Science fiction that shaped the Revolution

Daniel Antonio Villar looks at the impact of Red Star, by Alexander Bognadov

If you had been in Petrograd in 1917, during the first few months of ferment after the Tsar had been expelled and before the new regime had entrenched itself, you would have had the pleasure to encounter scores or brilliant and original theoreticians.

However, none would have been quit as interesting as Alexander Bogdanov. Bogdanov was a polymath – as a philosophy, physician, politician, and novelist he had gained note. But it was as a novelist that he most aided the Russian Revolution. In his 1908 work of science fiction, Red Star, Bogdanov gave one of the clearest vision of the scientific socialist society which was envisaged by most of the Russian intellectual class during the Russian Revolution.

The story revolves around a mathematician, Leonid, who travels to Mars and discovers how socialism, brought about by technology, has created a utopia. By the end of the novel Leonid returns to earth, and seeing that utopia is possible, enters the revolutionary fray with new vigor.

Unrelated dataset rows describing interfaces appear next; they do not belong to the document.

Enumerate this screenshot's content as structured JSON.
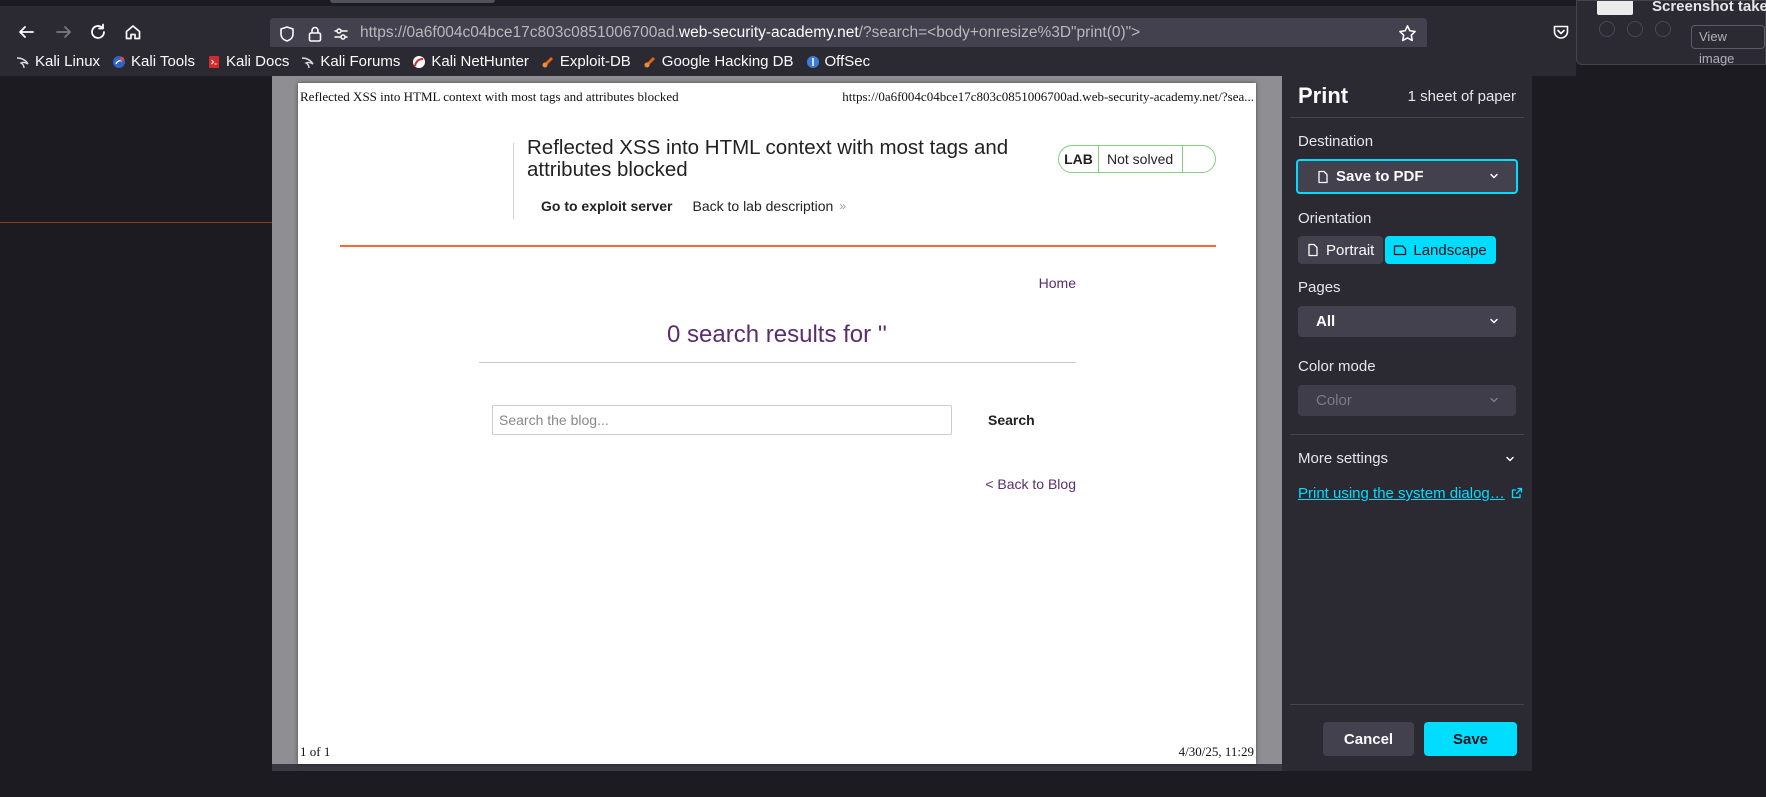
{
  "browser": {
    "url_prefix": "https://0a6f004c04bce17c803c0851006700ad.",
    "url_domain": "web-security-academy.net",
    "url_suffix": "/?search=<body+onresize%3D\"print(0)\">",
    "bookmarks": [
      {
        "label": "Kali Linux",
        "icon": "kali-dragon-icon"
      },
      {
        "label": "Kali Tools",
        "icon": "kali-tools-icon"
      },
      {
        "label": "Kali Docs",
        "icon": "kali-docs-icon"
      },
      {
        "label": "Kali Forums",
        "icon": "kali-dragon-icon"
      },
      {
        "label": "Kali NetHunter",
        "icon": "nethunter-icon"
      },
      {
        "label": "Exploit-DB",
        "icon": "exploit-db-icon"
      },
      {
        "label": "Google Hacking DB",
        "icon": "ghdb-icon"
      },
      {
        "label": "OffSec",
        "icon": "offsec-icon"
      }
    ]
  },
  "notification": {
    "title": "Screenshot taken",
    "view_button": "View image"
  },
  "preview": {
    "header_title": "Reflected XSS into HTML context with most tags and attributes blocked",
    "header_url": "https://0a6f004c04bce17c803c0851006700ad.web-security-academy.net/?sea...",
    "footer_page": "1 of 1",
    "footer_date": "4/30/25, 11:29",
    "lab_title": "Reflected XSS into HTML context with most tags and attributes blocked",
    "lab_badge": "LAB",
    "lab_status": "Not solved",
    "exploit_link": "Go to exploit server",
    "back_link": "Back to lab description",
    "home_link": "Home",
    "results_text": "0 search results for ''",
    "search_placeholder": "Search the blog...",
    "search_button": "Search",
    "back_to_blog": "< Back to Blog"
  },
  "print_panel": {
    "title": "Print",
    "sheets": "1 sheet of paper",
    "destination_label": "Destination",
    "destination_value": "Save to PDF",
    "orientation_label": "Orientation",
    "orientation_portrait": "Portrait",
    "orientation_landscape": "Landscape",
    "orientation_selected": "Landscape",
    "pages_label": "Pages",
    "pages_value": "All",
    "color_mode_label": "Color mode",
    "color_mode_value": "Color",
    "more_settings": "More settings",
    "system_dialog_link": "Print using the system dialog…",
    "cancel_button": "Cancel",
    "save_button": "Save",
    "accent_color": "#00ddff"
  }
}
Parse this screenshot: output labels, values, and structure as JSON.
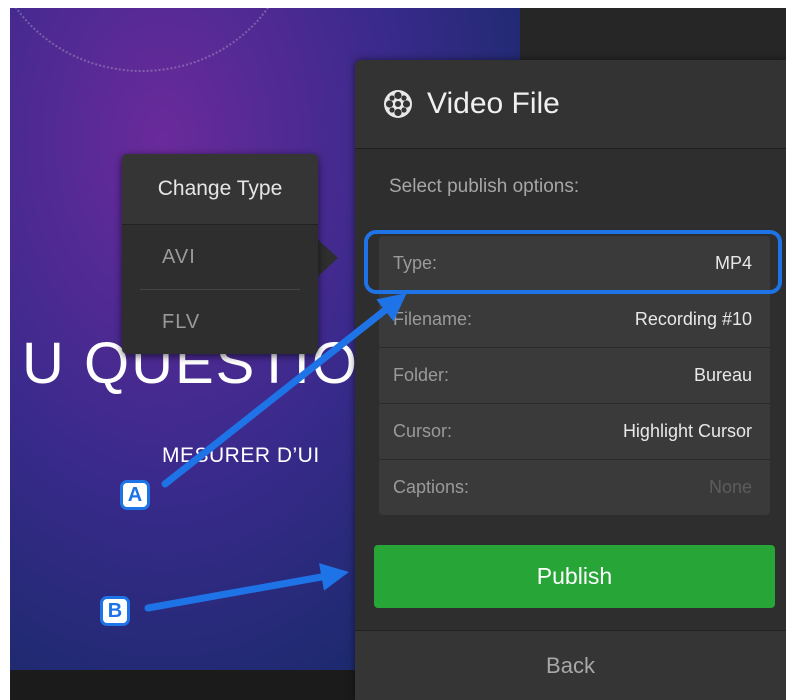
{
  "background": {
    "slide_title": "U QUESTIO",
    "slide_subtitle": "MESURER D’UI"
  },
  "panel": {
    "title": "Video File",
    "icon": "film-reel-icon",
    "subtitle": "Select publish options:",
    "options": [
      {
        "label": "Type:",
        "value": "MP4"
      },
      {
        "label": "Filename:",
        "value": "Recording #10"
      },
      {
        "label": "Folder:",
        "value": "Bureau"
      },
      {
        "label": "Cursor:",
        "value": "Highlight Cursor"
      },
      {
        "label": "Captions:",
        "value": "None"
      }
    ],
    "publish_label": "Publish",
    "back_label": "Back"
  },
  "change_type_popup": {
    "title": "Change Type",
    "items": [
      "AVI",
      "FLV"
    ]
  },
  "annotations": {
    "marker_a": "A",
    "marker_b": "B"
  },
  "colors": {
    "accent_blue": "#1e73e6",
    "publish_green": "#27a637",
    "panel_bg": "#2e2e2e"
  }
}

Bogdanov is often forgotten today, but a century ago he was a close friend of Trotsky and involved in most of the revolutionary movements, in arts, sciences, and politics, which were in the air at the time.

Many Russian scientists and intellectuals were introduced to socialism via Red Star, and although he is little remembered today, the influence of his technologically driven space communistic ideology survives in things as varied as Star Trek and the technology of Richard Stallman.